UBC is only talking of doing angioplasty surgeries and, with a double-blind study, they will need to fake that part too.
I am not sure why this discussion is developing in this thread, and I am not a clinical trials expert, here is what we did at my last company and what I believe what will need to be done here(I think it is correct that sham surgery where the person in anesthetized and anything invasive is done would be unethical):
1. The patient had to first qualify as fulfilling the requirements of the test, i.e. be the right type of patient;
2. An envelope was selected from a number of randomly generated envelopes set up at the beginning of the trial that said either treatment or non treatment, and opened only after the patient had qualified. The ratio of treatment and non-treatment is set up at the beginning of the trial and isn't necessarily 50/50. In our case it was about 1/3 nontreatment, 2/3 treatment.
3. The treatment cases get the new treatmentl The non-treatment get the standard of care. If there is an established standard of care the patient's will always get that, both treatment and non-treatment, and the test results will compare the recipient's of both vs. just the standard of care. That is why in drug cases they are usually comparing a patient that recieves both A and B with a patient that recieves just A. A is usually the standard of care and the doctor won't treat the patient without providing at least the standard of care.
4. The results are blinded.
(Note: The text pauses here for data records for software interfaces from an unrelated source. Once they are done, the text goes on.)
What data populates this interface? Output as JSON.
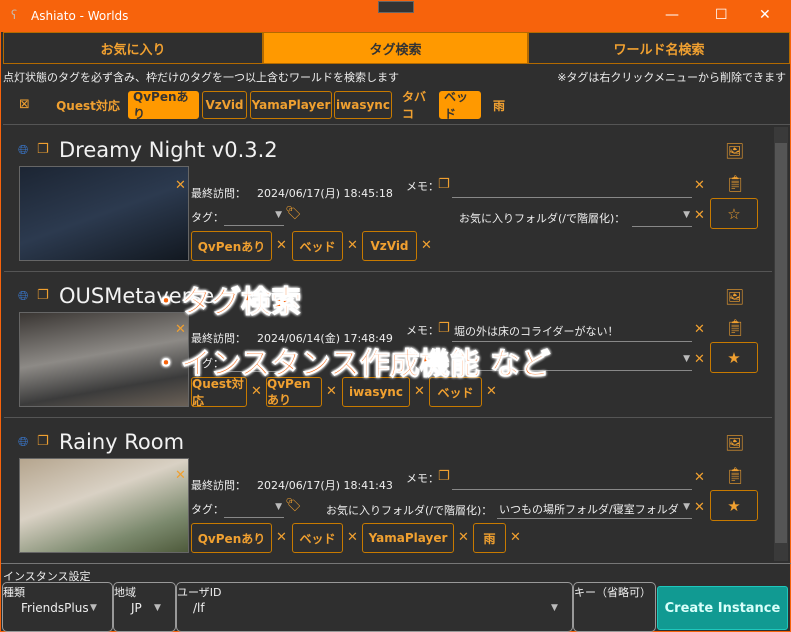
{
  "window": {
    "title": "Ashiato - Worlds",
    "minimize": "—",
    "maximize": "☐",
    "close": "✕"
  },
  "tabs": [
    "お気に入り",
    "タグ検索",
    "ワールド名検索"
  ],
  "hint_left": "点灯状態のタグを必ず含み、枠だけのタグを一つ以上含むワールドを検索します",
  "hint_right": "※タグは右クリックメニューから削除できます",
  "filter_tags": [
    {
      "label": "Quest対応",
      "state": "plain"
    },
    {
      "label": "QvPenあり",
      "state": "on"
    },
    {
      "label": "VzVid",
      "state": "outline"
    },
    {
      "label": "YamaPlayer",
      "state": "outline"
    },
    {
      "label": "iwasync",
      "state": "outline"
    },
    {
      "label": "タバコ",
      "state": "plain"
    },
    {
      "label": "ベッド",
      "state": "on"
    },
    {
      "label": "雨",
      "state": "plain"
    }
  ],
  "labels": {
    "last_visit": "最終訪問：",
    "tag": "タグ：",
    "memo": "メモ：",
    "fav_folder": "お気に入りフォルダ(/で階層化)："
  },
  "worlds": [
    {
      "name": "Dreamy Night v0.3.2",
      "last_visit": "2024/06/17(月) 18:45:18",
      "memo": "",
      "folder": "",
      "favorite": false,
      "tags": [
        "QvPenあり",
        "ベッド",
        "VzVid"
      ]
    },
    {
      "name": "OUSMetaverse",
      "last_visit": "2024/06/14(金) 17:48:49",
      "memo": "堀の外は床のコライダーがない！",
      "folder": "",
      "favorite": true,
      "tags": [
        "Quest対応",
        "QvPenあり",
        "iwasync",
        "ベッド"
      ]
    },
    {
      "name": "Rainy Room",
      "last_visit": "2024/06/17(月) 18:41:43",
      "memo": "",
      "folder": "いつもの場所フォルダ/寝室フォルダ",
      "favorite": true,
      "tags": [
        "QvPenあり",
        "ベッド",
        "YamaPlayer",
        "雨"
      ]
    }
  ],
  "overlay": [
    "・タグ検索",
    "・インスタンス作成機能 など"
  ],
  "instance": {
    "title": "インスタンス設定",
    "type_label": "種類",
    "type_value": "FriendsPlus",
    "region_label": "地域",
    "region_value": "JP",
    "user_label": "ユーザID",
    "user_value": "/lf",
    "key_label": "キー（省略可）",
    "create": "Create Instance"
  }
}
In our case the results were radiographs at 3 months and 6 months, and the people who read and interpreted the results don't know what type of patient they are seeing, treatment or non-treatment.
You may remember that one of Zamboni's trials had the results blinded. All the x-rays from the 254 (?I am not sure) MS patients and all the results from the 600 ort so non-MS patients were shown to researcher's who didn't know, and they were determined to either have 1-5 stenosis. The results were still virtually 100% MSers had CCSVI and 0% nonMSer. Frankly that statistic was what absolutely convinced me.
Where there is no established standard of care and they are evaluating a new technique, as would be the case here, they compare the new treatment to historical data or those who chose non-treatment (which is not random but better than nothing.) In this case I speculate that different doctors will try different things and the results will be compared to each other and over time something will win out. That is what is already happening. Zamboni does veinous angiplasty, Drake was putting in stents, etc.
In case anyone is intertested, in my company's case the radiaologist swore they could tell the difference between testr and nontest with a glance at the x-rays, and the differnece was huge. When the results were unblinded it turned out there was no difference at all, statistically. The company (small start-up)failed and no longer exists. The system works.